##### MATERIAL TO PROCESS #####

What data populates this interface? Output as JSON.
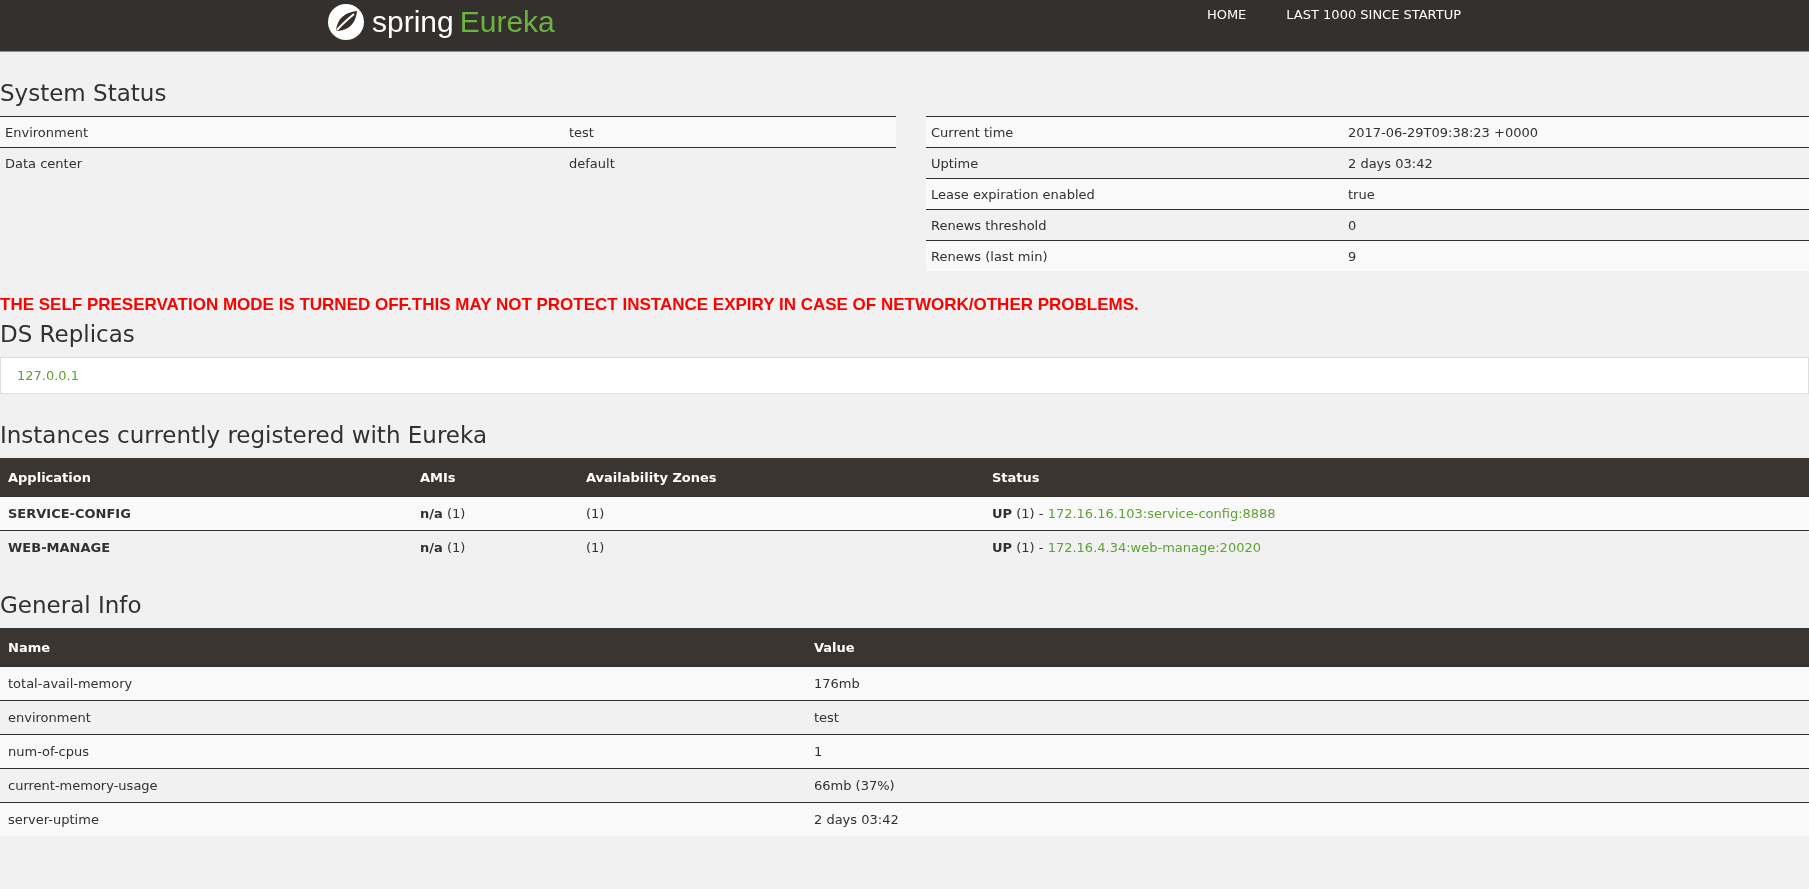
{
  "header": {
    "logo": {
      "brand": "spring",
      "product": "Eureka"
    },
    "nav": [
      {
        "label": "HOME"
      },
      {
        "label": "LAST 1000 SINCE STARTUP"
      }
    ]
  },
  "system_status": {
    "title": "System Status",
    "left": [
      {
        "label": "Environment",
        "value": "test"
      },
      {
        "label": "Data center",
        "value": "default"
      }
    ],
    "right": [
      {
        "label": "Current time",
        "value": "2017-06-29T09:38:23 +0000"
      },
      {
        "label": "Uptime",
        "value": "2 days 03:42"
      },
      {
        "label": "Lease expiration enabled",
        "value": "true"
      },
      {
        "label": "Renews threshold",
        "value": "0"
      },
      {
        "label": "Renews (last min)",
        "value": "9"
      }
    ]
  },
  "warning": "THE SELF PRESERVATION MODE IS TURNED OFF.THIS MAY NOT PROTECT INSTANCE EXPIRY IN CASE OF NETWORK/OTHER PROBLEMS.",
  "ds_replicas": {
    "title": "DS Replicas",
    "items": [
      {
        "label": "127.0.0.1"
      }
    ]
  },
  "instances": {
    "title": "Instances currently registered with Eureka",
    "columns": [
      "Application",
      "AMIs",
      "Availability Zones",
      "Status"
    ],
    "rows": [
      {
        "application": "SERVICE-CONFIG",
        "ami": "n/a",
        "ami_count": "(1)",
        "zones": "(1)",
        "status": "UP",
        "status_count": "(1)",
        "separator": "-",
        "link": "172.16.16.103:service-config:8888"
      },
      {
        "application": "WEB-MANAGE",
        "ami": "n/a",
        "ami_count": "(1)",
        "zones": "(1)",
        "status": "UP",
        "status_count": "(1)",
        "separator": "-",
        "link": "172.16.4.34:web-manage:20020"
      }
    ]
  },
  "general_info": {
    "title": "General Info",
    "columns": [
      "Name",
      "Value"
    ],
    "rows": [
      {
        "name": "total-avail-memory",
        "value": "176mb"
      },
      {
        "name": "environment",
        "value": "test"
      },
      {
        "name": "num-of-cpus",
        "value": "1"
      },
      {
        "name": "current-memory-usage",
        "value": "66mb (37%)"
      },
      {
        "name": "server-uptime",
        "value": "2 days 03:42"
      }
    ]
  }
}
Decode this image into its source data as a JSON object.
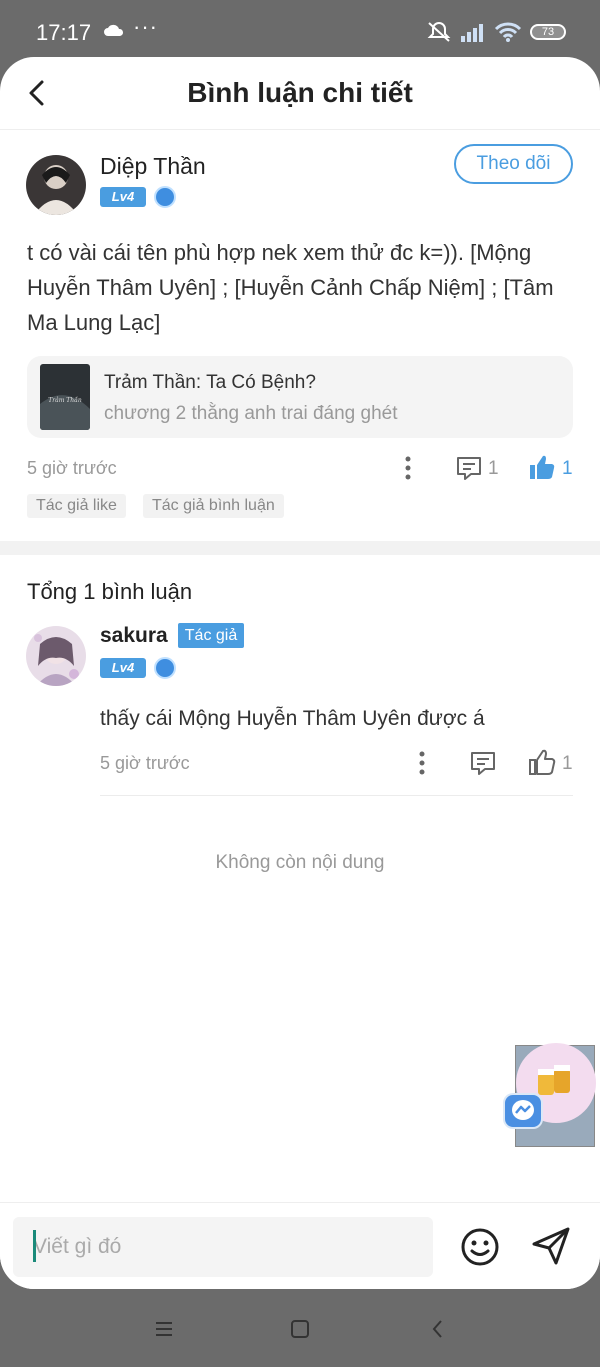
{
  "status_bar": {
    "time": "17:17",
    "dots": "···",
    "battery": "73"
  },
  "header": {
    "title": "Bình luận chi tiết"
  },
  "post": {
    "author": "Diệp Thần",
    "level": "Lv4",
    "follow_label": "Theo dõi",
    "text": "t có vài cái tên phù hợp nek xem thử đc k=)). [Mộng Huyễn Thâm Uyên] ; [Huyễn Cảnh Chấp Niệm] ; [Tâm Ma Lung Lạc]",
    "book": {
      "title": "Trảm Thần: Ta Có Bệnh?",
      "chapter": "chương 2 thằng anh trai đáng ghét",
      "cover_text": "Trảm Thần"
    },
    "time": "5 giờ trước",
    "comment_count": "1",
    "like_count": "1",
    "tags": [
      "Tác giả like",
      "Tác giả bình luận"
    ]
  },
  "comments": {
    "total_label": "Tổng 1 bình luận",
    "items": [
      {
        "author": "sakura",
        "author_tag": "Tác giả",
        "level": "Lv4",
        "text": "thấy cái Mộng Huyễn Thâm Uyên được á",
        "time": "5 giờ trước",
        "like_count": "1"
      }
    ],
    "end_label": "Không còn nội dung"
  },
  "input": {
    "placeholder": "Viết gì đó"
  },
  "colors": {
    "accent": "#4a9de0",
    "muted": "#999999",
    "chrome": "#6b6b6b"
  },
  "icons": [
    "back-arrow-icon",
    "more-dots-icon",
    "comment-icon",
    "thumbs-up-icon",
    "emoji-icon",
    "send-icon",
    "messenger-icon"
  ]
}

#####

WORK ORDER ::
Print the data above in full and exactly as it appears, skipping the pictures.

THE COMPLETED TASK ::
What data populates this interface? Output as JSON.
{
  "header": {
    "logo": {
      "brand": "spring",
      "product": "Eureka"
    },
    "nav": [
      {
        "label": "HOME"
      },
      {
        "label": "LAST 1000 SINCE STARTUP"
      }
    ]
  },
  "system_status": {
    "title": "System Status",
    "left": [
      {
        "label": "Environment",
        "value": "test"
      },
      {
        "label": "Data center",
        "value": "default"
      }
    ],
    "right": [
      {
        "label": "Current time",
        "value": "2017-06-29T09:38:23 +0000"
      },
      {
        "label": "Uptime",
        "value": "2 days 03:42"
      },
      {
        "label": "Lease expiration enabled",
        "value": "true"
      },
      {
        "label": "Renews threshold",
        "value": "0"
      },
      {
        "label": "Renews (last min)",
        "value": "9"
      }
    ]
  },
  "warning": "THE SELF PRESERVATION MODE IS TURNED OFF.THIS MAY NOT PROTECT INSTANCE EXPIRY IN CASE OF NETWORK/OTHER PROBLEMS.",
  "ds_replicas": {
    "title": "DS Replicas",
    "items": [
      {
        "label": "127.0.0.1"
      }
    ]
  },
  "instances": {
    "title": "Instances currently registered with Eureka",
    "columns": [
      "Application",
      "AMIs",
      "Availability Zones",
      "Status"
    ],
    "rows": [
      {
        "application": "SERVICE-CONFIG",
        "ami": "n/a",
        "ami_count": "(1)",
        "zones": "(1)",
        "status": "UP",
        "status_count": "(1)",
        "separator": "-",
        "link": "172.16.16.103:service-config:8888"
      },
      {
        "application": "WEB-MANAGE",
        "ami": "n/a",
        "ami_count": "(1)",
        "zones": "(1)",
        "status": "UP",
        "status_count": "(1)",
        "separator": "-",
        "link": "172.16.4.34:web-manage:20020"
      }
    ]
  },
  "general_info": {
    "title": "General Info",
    "columns": [
      "Name",
      "Value"
    ],
    "rows": [
      {
        "name": "total-avail-memory",
        "value": "176mb"
      },
      {
        "name": "environment",
        "value": "test"
      },
      {
        "name": "num-of-cpus",
        "value": "1"
      },
      {
        "name": "current-memory-usage",
        "value": "66mb (37%)"
      },
      {
        "name": "server-uptime",
        "value": "2 days 03:42"
      }
    ]
  }
}
Decode this image into its source data as a JSON object.
{
  "status_bar": {
    "time": "17:17",
    "dots": "···",
    "battery": "73"
  },
  "header": {
    "title": "Bình luận chi tiết"
  },
  "post": {
    "author": "Diệp Thần",
    "level": "Lv4",
    "follow_label": "Theo dõi",
    "text": "t có vài cái tên phù hợp nek xem thử đc k=)). [Mộng Huyễn Thâm Uyên] ; [Huyễn Cảnh Chấp Niệm] ; [Tâm Ma Lung Lạc]",
    "book": {
      "title": "Trảm Thần: Ta Có Bệnh?",
      "chapter": "chương 2 thằng anh trai đáng ghét",
      "cover_text": "Trảm Thần"
    },
    "time": "5 giờ trước",
    "comment_count": "1",
    "like_count": "1",
    "tags": [
      "Tác giả like",
      "Tác giả bình luận"
    ]
  },
  "comments": {
    "total_label": "Tổng 1 bình luận",
    "items": [
      {
        "author": "sakura",
        "author_tag": "Tác giả",
        "level": "Lv4",
        "text": "thấy cái Mộng Huyễn Thâm Uyên được á",
        "time": "5 giờ trước",
        "like_count": "1"
      }
    ],
    "end_label": "Không còn nội dung"
  },
  "input": {
    "placeholder": "Viết gì đó"
  },
  "colors": {
    "accent": "#4a9de0",
    "muted": "#999999",
    "chrome": "#6b6b6b"
  },
  "icons": [
    "back-arrow-icon",
    "more-dots-icon",
    "comment-icon",
    "thumbs-up-icon",
    "emoji-icon",
    "send-icon",
    "messenger-icon"
  ]
}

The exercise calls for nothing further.